SHARE Comments Regarding Revision to IEEE 754-1985
As a member of a SHARE installation and a participant in the 754r
list-server, I have been requested by the SHARE organization to pass the
following letter along to the 754r list-server - for consideration at your
July meeting. It is my understanding that SHARE tried to distribute this
earlier, but that there was some problem with the posting.
Please respond to the SHARE secretary at the email address at the end of
To the Chairman and members of the IEEE 754 revision working group,
As you may know, SHARE is an independent computer user's group founded in
1955 which now has a membership of more than 2,000 organizations.
Collectively, these organizations -- and SHARE -- represent more than 20,000
individual computing specialists.
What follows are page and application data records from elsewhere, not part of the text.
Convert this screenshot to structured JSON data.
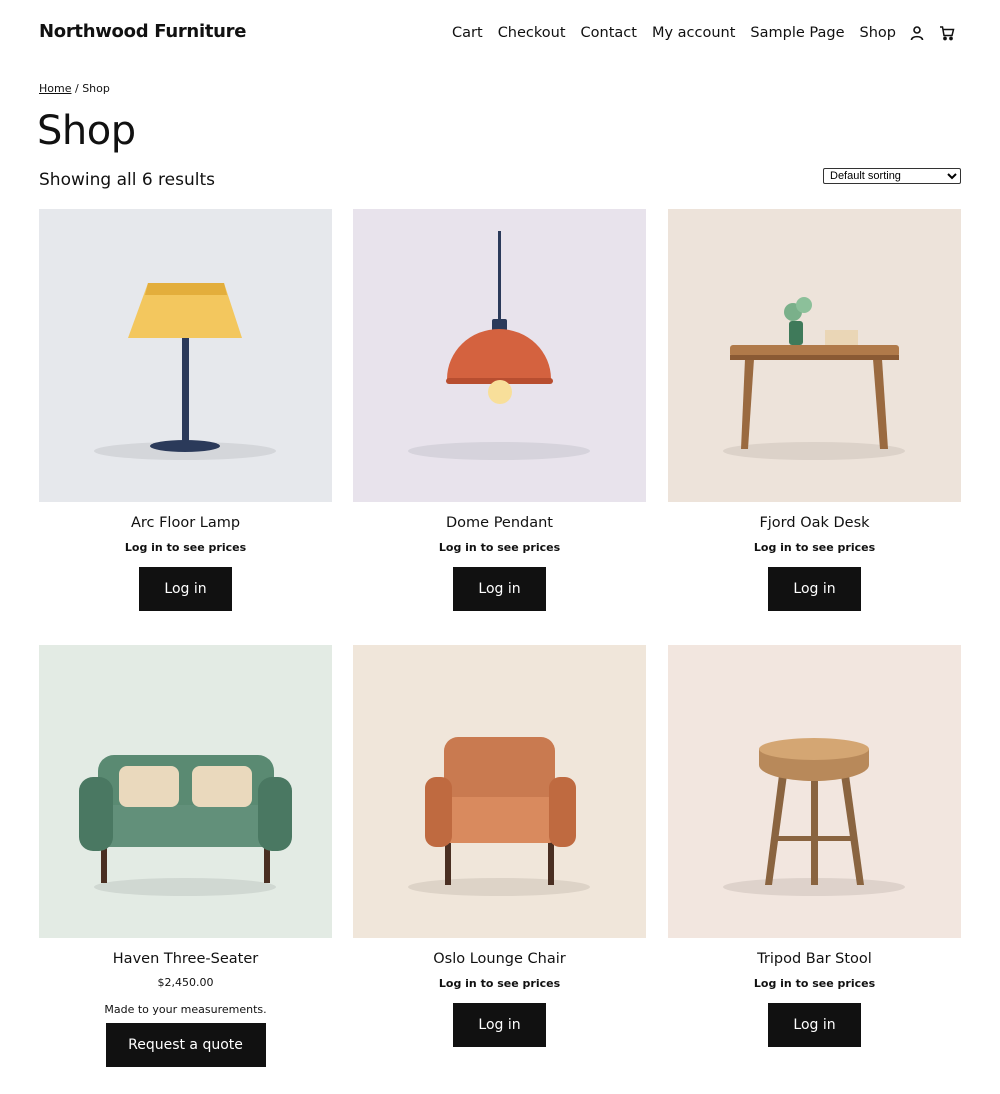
{
  "site": {
    "title": "Northwood Furniture"
  },
  "nav": {
    "items": [
      {
        "label": "Cart"
      },
      {
        "label": "Checkout"
      },
      {
        "label": "Contact"
      },
      {
        "label": "My account"
      },
      {
        "label": "Sample Page"
      },
      {
        "label": "Shop"
      }
    ],
    "icons": [
      "account-icon",
      "cart-icon"
    ]
  },
  "breadcrumb": {
    "home": "Home",
    "separator": " / ",
    "current": "Shop"
  },
  "page": {
    "title": "Shop",
    "result_count": "Showing all 6 results"
  },
  "sorting": {
    "selected": "Default sorting"
  },
  "products": [
    {
      "name": "Arc Floor Lamp",
      "price_note": "Log in to see prices",
      "button": "Log in",
      "bg": "#e6e8ec"
    },
    {
      "name": "Dome Pendant",
      "price_note": "Log in to see prices",
      "button": "Log in",
      "bg": "#e8e3ec"
    },
    {
      "name": "Fjord Oak Desk",
      "price_note": "Log in to see prices",
      "button": "Log in",
      "bg": "#ede3da"
    },
    {
      "name": "Haven Three-Seater",
      "price": "$2,450.00",
      "description": "Made to your measurements.",
      "button": "Request a quote",
      "bg": "#e3ebe4"
    },
    {
      "name": "Oslo Lounge Chair",
      "price_note": "Log in to see prices",
      "button": "Log in",
      "bg": "#f0e6da"
    },
    {
      "name": "Tripod Bar Stool",
      "price_note": "Log in to see prices",
      "button": "Log in",
      "bg": "#f2e6df"
    }
  ]
}
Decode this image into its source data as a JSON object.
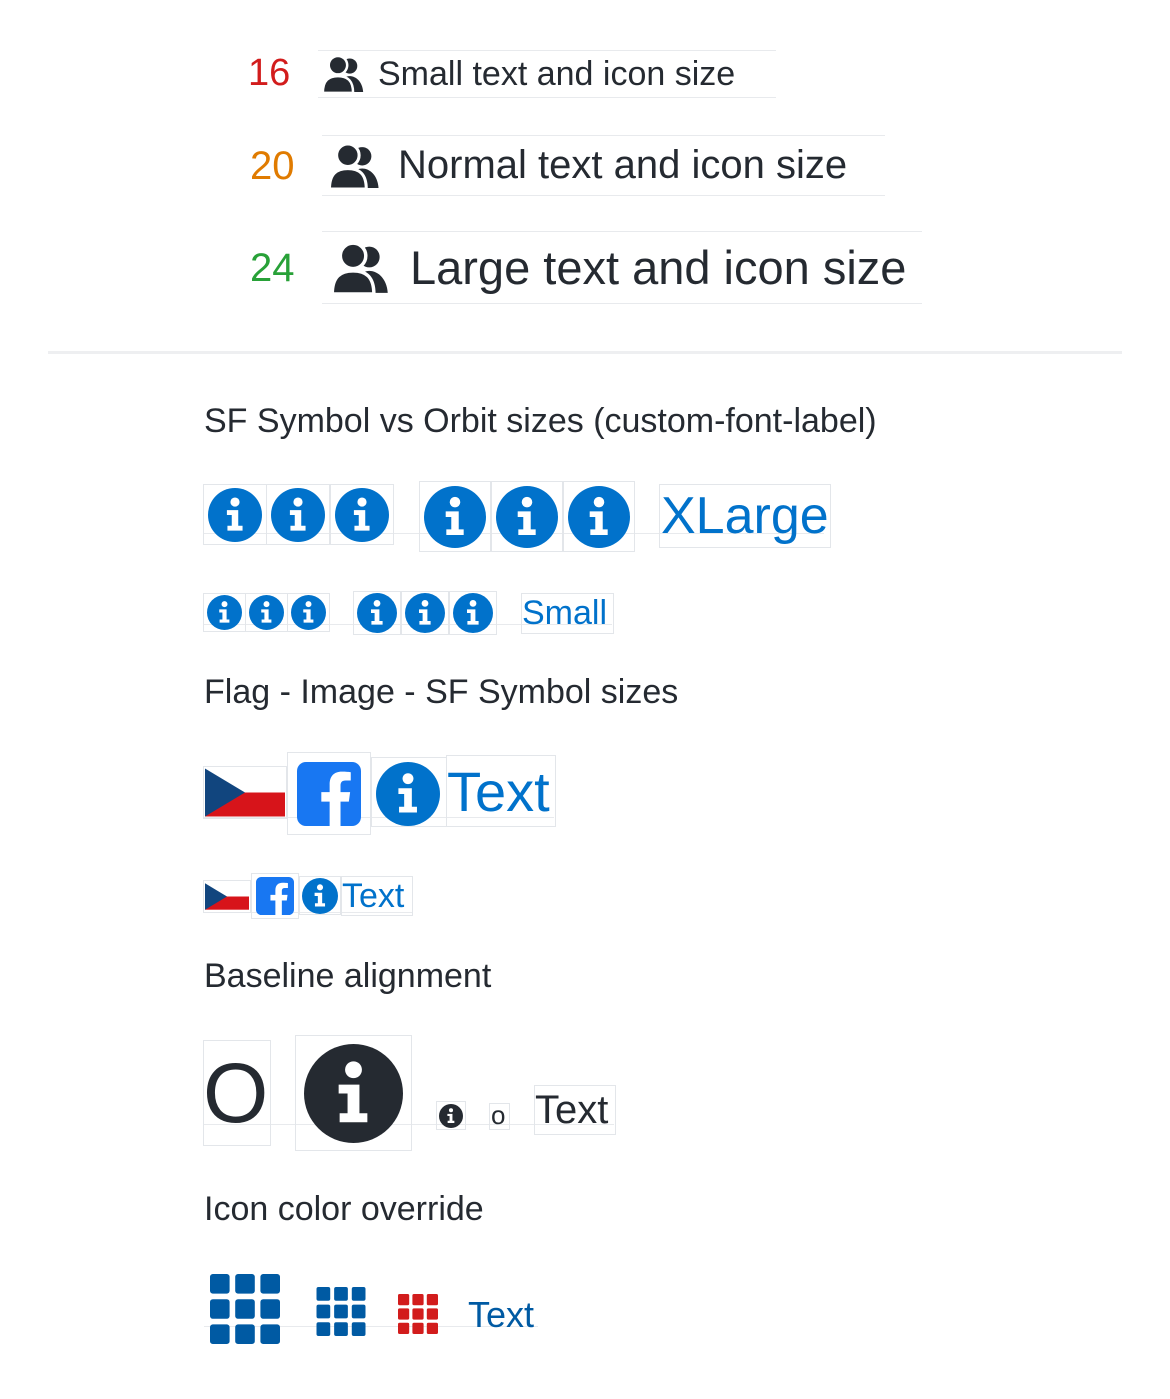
{
  "size_rows": [
    {
      "number": "16",
      "color": "#d21c1c",
      "label": "Small text and icon size"
    },
    {
      "number": "20",
      "color": "#e07b00",
      "label": "Normal text and icon size"
    },
    {
      "number": "24",
      "color": "#28a138",
      "label": "Large text and icon size"
    }
  ],
  "sections": {
    "sf_vs_orbit": "SF Symbol vs Orbit sizes (custom-font-label)",
    "flag_image": "Flag - Image - SF Symbol sizes",
    "baseline": "Baseline alignment",
    "icon_color": "Icon color override"
  },
  "labels": {
    "xlarge": "XLarge",
    "small": "Small",
    "text_large": "Text",
    "text_small": "Text",
    "baseline_o_large": "O",
    "baseline_o_small": "o",
    "baseline_text": "Text",
    "color_text": "Text"
  },
  "colors": {
    "info_blue": "#0172cb",
    "ink": "#252a31",
    "orbit_blue": "#005aa3",
    "override_red": "#d21c1c",
    "facebook": "#1877f2",
    "flag_blue": "#11457e",
    "flag_red": "#d7141a"
  },
  "icons": {
    "people": "people-icon",
    "info": "information-circle-icon",
    "flag": "czech-flag",
    "facebook": "facebook-logo",
    "grid": "grid-icon"
  }
}
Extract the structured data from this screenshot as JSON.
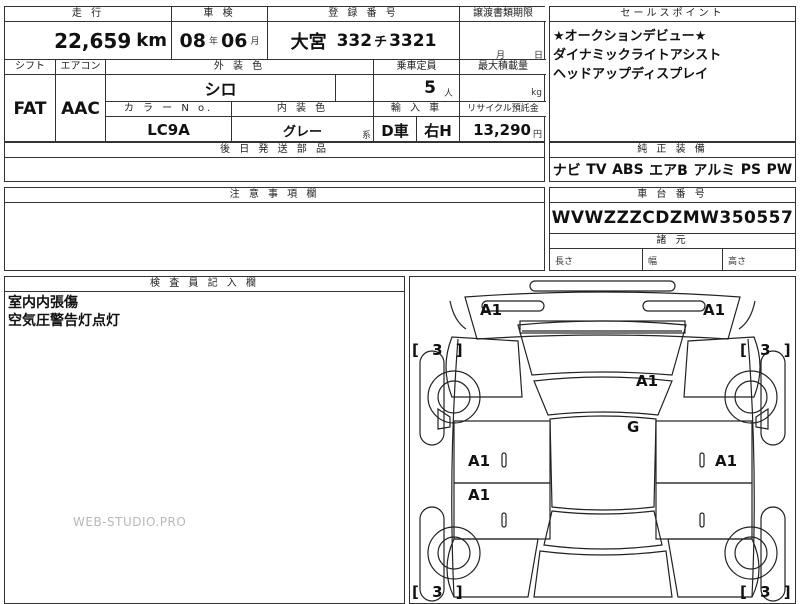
{
  "header_labels": {
    "mileage": "走 行",
    "inspection": "車 検",
    "registration": "登 録 番 号",
    "transfer_deadline": "譲渡書類期限",
    "selling_points": "セールスポイント",
    "shift": "シフト",
    "aircon": "エアコン",
    "exterior_color": "外 装 色",
    "capacity": "乗車定員",
    "max_load": "最大積載量",
    "color_no": "カ ラ ー N o.",
    "interior_color": "内 装 色",
    "import_car": "輸 入 車",
    "recycle_fee": "リサイクル預託金",
    "later_delivery": "後 日 発 送 部 品",
    "standard_equipment": "純 正 装 備",
    "notes": "注 意 事 項 欄",
    "chassis_number": "車 台 番 号",
    "dimensions": "諸 元",
    "inspector_notes": "検 査 員 記 入 欄"
  },
  "vehicle": {
    "mileage": "22,659",
    "mileage_unit": "km",
    "inspection_year": "08",
    "year_unit": "年",
    "inspection_month": "06",
    "month_unit": "月",
    "plate_region": "大宮",
    "plate_class": "332",
    "plate_kana": "チ",
    "plate_number": "3321",
    "deadline_month_unit": "月",
    "deadline_day_unit": "日",
    "shift": "FAT",
    "aircon": "AAC",
    "exterior_color": "シロ",
    "capacity": "5",
    "capacity_unit": "人",
    "max_load_unit": "kg",
    "color_no": "LC9A",
    "interior_color": "グレー",
    "interior_suffix": "系",
    "import_type": "D車",
    "steering": "右H",
    "recycle_fee": "13,290",
    "recycle_unit": "円",
    "chassis_number": "WVWZZZCDZMW350557"
  },
  "selling_points": [
    "★オークションデビュー★",
    "ダイナミックライトアシスト",
    "ヘッドアップディスプレイ"
  ],
  "equipment": [
    "ナビ",
    "TV",
    "ABS",
    "エアB",
    "アルミ",
    "PS",
    "PW"
  ],
  "dimensions": {
    "length": "長さ",
    "width": "幅",
    "height": "高さ"
  },
  "inspector_notes": [
    "室内内張傷",
    "空気圧警告灯点灯"
  ],
  "diagram": {
    "marks": {
      "front_left_corner": "A1",
      "front_right_corner": "A1",
      "roof_right": "A1",
      "glass": "G",
      "left_front_door": "A1",
      "right_front_door": "A1",
      "left_rear_door": "A1"
    },
    "tire_brackets": {
      "front_left": "[ 3 ]",
      "front_right": "[ 3 ]",
      "rear_left": "[ 3 ]",
      "rear_right": "[ 3 ]"
    }
  },
  "watermark": "WEB-STUDIO.PRO"
}
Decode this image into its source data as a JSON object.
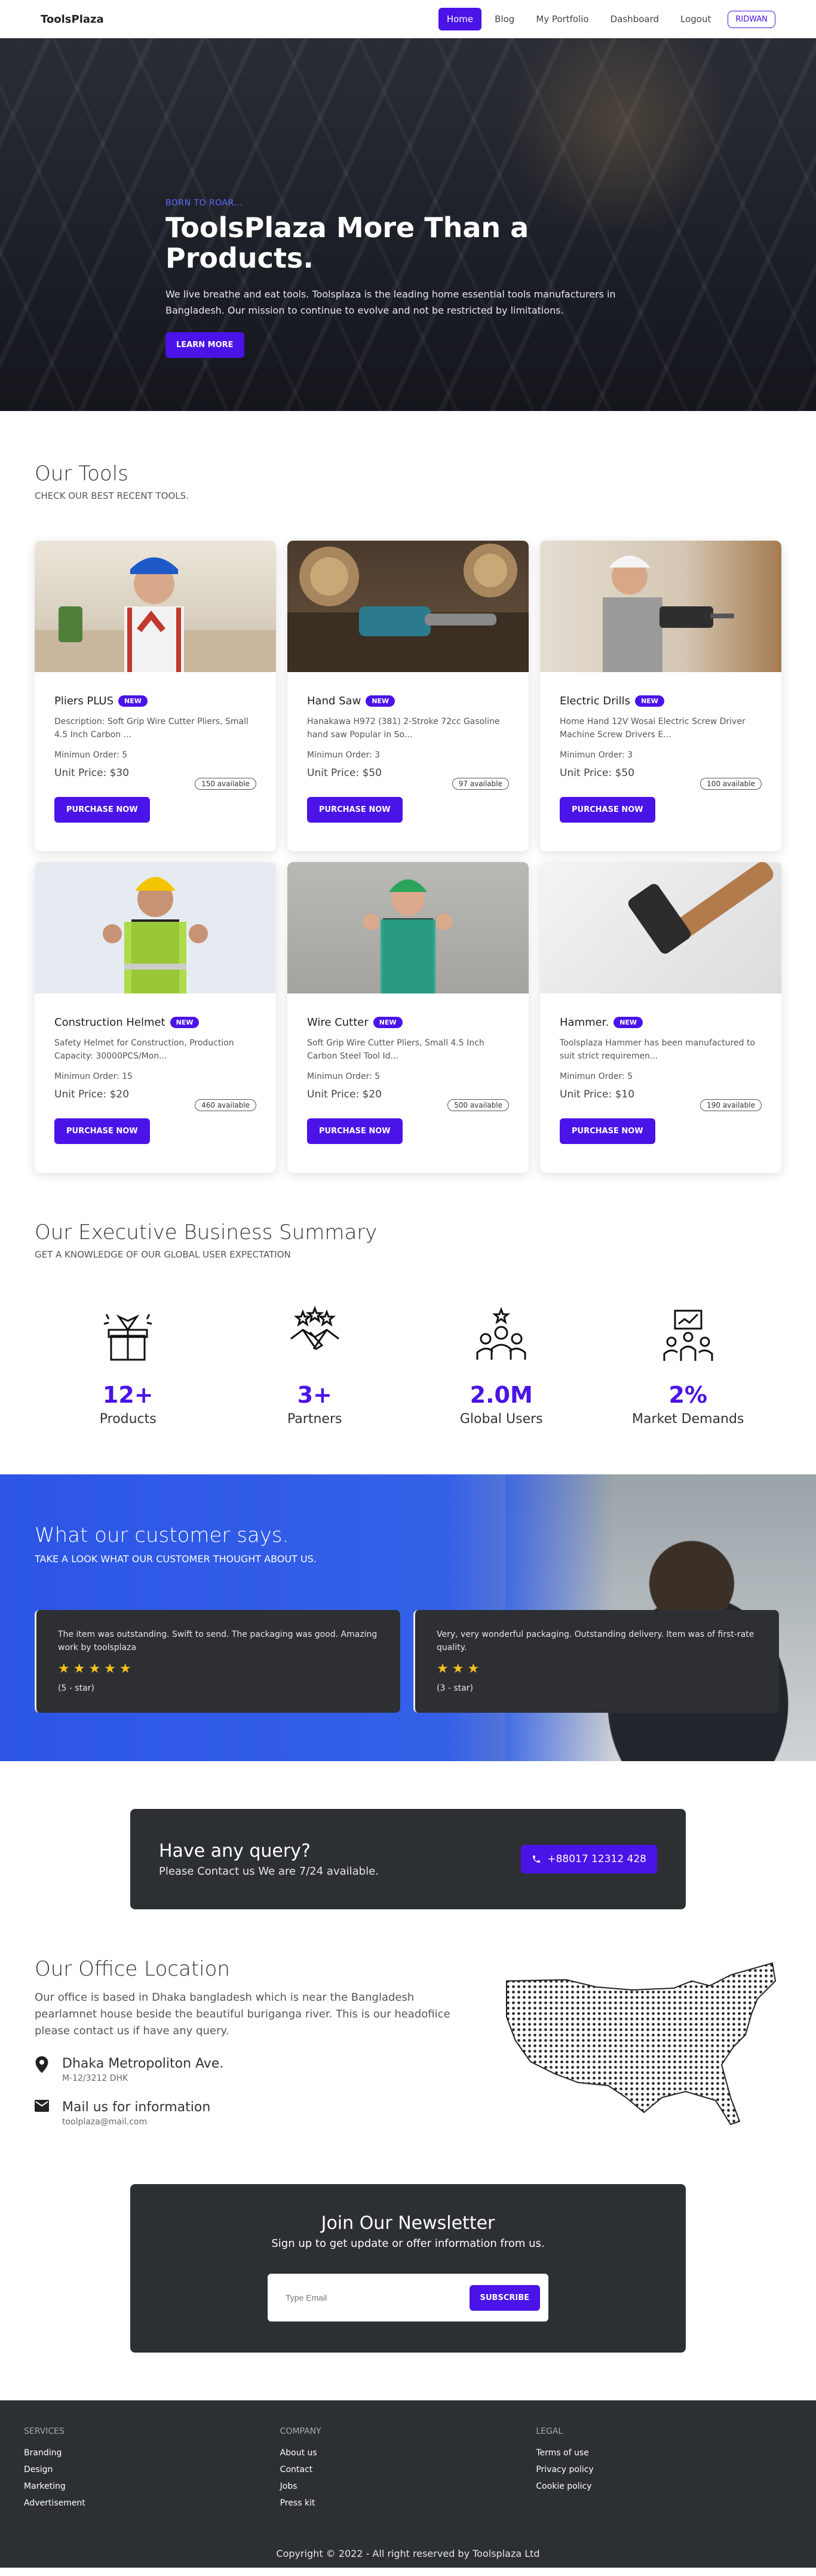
{
  "nav": {
    "brand": "ToolsPlaza",
    "links": [
      "Home",
      "Blog",
      "My Portfolio",
      "Dashboard",
      "Logout"
    ],
    "user": "RIDWAN",
    "accent": "#4a13e7"
  },
  "hero": {
    "kicker": "BORN TO ROAR...",
    "title": "ToolsPlaza More Than a Products.",
    "text": "We live breathe and eat tools. Toolsplaza is the leading home essential tools manufacturers in Bangladesh. Our mission to continue to evolve and not be restricted by limitations.",
    "button": "LEARN MORE"
  },
  "tools": {
    "title": "Our Tools",
    "subtitle": "CHECK OUR BEST RECENT TOOLS.",
    "items": [
      {
        "name": "Pliers PLUS",
        "badge": "NEW",
        "desc": "Description: Soft Grip Wire Cutter Pliers, Small 4.5 Inch Carbon ...",
        "min": "Minimun Order: 5",
        "price": "Unit Price: $30",
        "available": "150 available",
        "button": "PURCHASE NOW"
      },
      {
        "name": "Hand Saw",
        "badge": "NEW",
        "desc": "Hanakawa H972 (381) 2-Stroke 72cc Gasoline hand saw Popular in So...",
        "min": "Minimun Order: 3",
        "price": "Unit Price: $50",
        "available": "97 available",
        "button": "PURCHASE NOW"
      },
      {
        "name": "Electric Drills",
        "badge": "NEW",
        "desc": "Home Hand 12V Wosai Electric Screw Driver Machine Screw Drivers E...",
        "min": "Minimun Order: 3",
        "price": "Unit Price: $50",
        "available": "100 available",
        "button": "PURCHASE NOW"
      },
      {
        "name": "Construction Helmet",
        "badge": "NEW",
        "desc": "Safety Helmet for Construction, Production Capacity: 30000PCS/Mon...",
        "min": "Minimun Order: 15",
        "price": "Unit Price: $20",
        "available": "460 available",
        "button": "PURCHASE NOW"
      },
      {
        "name": "Wire Cutter",
        "badge": "NEW",
        "desc": "Soft Grip Wire Cutter Pliers, Small 4.5 Inch Carbon Steel Tool Id...",
        "min": "Minimun Order: 5",
        "price": "Unit Price: $20",
        "available": "500 available",
        "button": "PURCHASE NOW"
      },
      {
        "name": "Hammer.",
        "badge": "NEW",
        "desc": "Toolsplaza Hammer has been manufactured to suit strict requiremen...",
        "min": "Minimun Order: 5",
        "price": "Unit Price: $10",
        "available": "190 available",
        "button": "PURCHASE NOW"
      }
    ]
  },
  "summary": {
    "title": "Our Executive Business Summary",
    "subtitle": "GET A KNOWLEDGE OF OUR GLOBAL USER EXPECTATION",
    "stats": [
      {
        "value": "12+",
        "label": "Products",
        "icon": "gift-box-icon"
      },
      {
        "value": "3+",
        "label": "Partners",
        "icon": "handshake-icon"
      },
      {
        "value": "2.0M",
        "label": "Global Users",
        "icon": "users-icon"
      },
      {
        "value": "2%",
        "label": "Market Demands",
        "icon": "presentation-icon"
      }
    ]
  },
  "testimonials": {
    "title": "What our customer says.",
    "subtitle": "TAKE A LOOK WHAT OUR CUSTOMER THOUGHT ABOUT US.",
    "reviews": [
      {
        "text": "The item was outstanding. Swift to send. The packaging was good. Amazing work by toolsplaza",
        "stars": "★★★★★",
        "rating": "(5 - star)"
      },
      {
        "text": "Very, very wonderful packaging. Outstanding delivery. Item was of first-rate quality.",
        "stars": "★★★",
        "rating": "(3 - star)"
      }
    ]
  },
  "query": {
    "title": "Have any query?",
    "subtitle": "Please Contact us We are 7/24 available.",
    "phone": "+88017 12312 428"
  },
  "office": {
    "title": "Our Office Location",
    "text": "Our office is based in Dhaka bangladesh which is near the Bangladesh pearlamnet house beside the beautiful buriganga river. This is our headofiice please contact us if have any query.",
    "address_title": "Dhaka Metropoliton Ave.",
    "address_sub": "M-12/3212 DHK",
    "mail_title": "Mail us for information",
    "mail_sub": "toolplaza@mail.com"
  },
  "newsletter": {
    "title": "Join Our Newsletter",
    "subtitle": "Sign up to get update or offer information from us.",
    "placeholder": "Type Email",
    "button": "SUBSCRIBE"
  },
  "footer": {
    "columns": [
      {
        "head": "SERVICES",
        "items": [
          "Branding",
          "Design",
          "Marketing",
          "Advertisement"
        ]
      },
      {
        "head": "COMPANY",
        "items": [
          "About us",
          "Contact",
          "Jobs",
          "Press kit"
        ]
      },
      {
        "head": "LEGAL",
        "items": [
          "Terms of use",
          "Privacy policy",
          "Cookie policy"
        ]
      }
    ],
    "copyright": "Copyright © 2022 - All right reserved by Toolsplaza Ltd"
  }
}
Our constituency includes many of the top
international corporations (including the majority of the FORTUNE 500),
universities and colleges, municipal through federal government
organizations, and industry-leading consultants.
The SHARE organization wishes to commend those in the working group on their
ongoing development efforts in providing a revision to IEEE 754-1985 that
will include support for a decimal floating point data type and the rules
related to its use. The portability of data and reproducibility of results
for such data is and will continue to be of great interest to many of our
However, we have recently become aware that certain issues that previously
appeared to be resolved (stabilized) are now being reopened with minimal or
no consensus that there is any defect in the current draft proposals that
needs modification. Most notably this applies to the requirement for and
the specification of a single hardware encoding for each decimal floating
point data size.
SHARE understands the need for a well defined specification whose data
storage and data manipulation can be implemented on many hardware platforms
and accessed through various software applications - and that this must be
demonstrably possible via efficient and portable methods (whether in
hardware or software).
SHARE has seen no evidence presented to the working group that this is not
possible with the hardware encoding specifications in the current draft and
suggests that unless a consensus that there is a problem to be fixed is
reached within the working group, that its resources and time should be
-- correcting any identified (and commonly agreed upon) defects
-- clarifying ambiguities (if any) in the current specification
-- filling any omissions (that cannot be addressed in future
In conclusion, SHARE sees no compelling reason to modify the hardware
encoding specifications in the current draft and does see a compelling
reason for the working group to progress the current specification to
completion and approval in the most timely manner possible. Please finish
the work you have begun so well and provide the world with an approved
revision as soon as possible.
James D. Michael
Secretary, SHARE, Inc.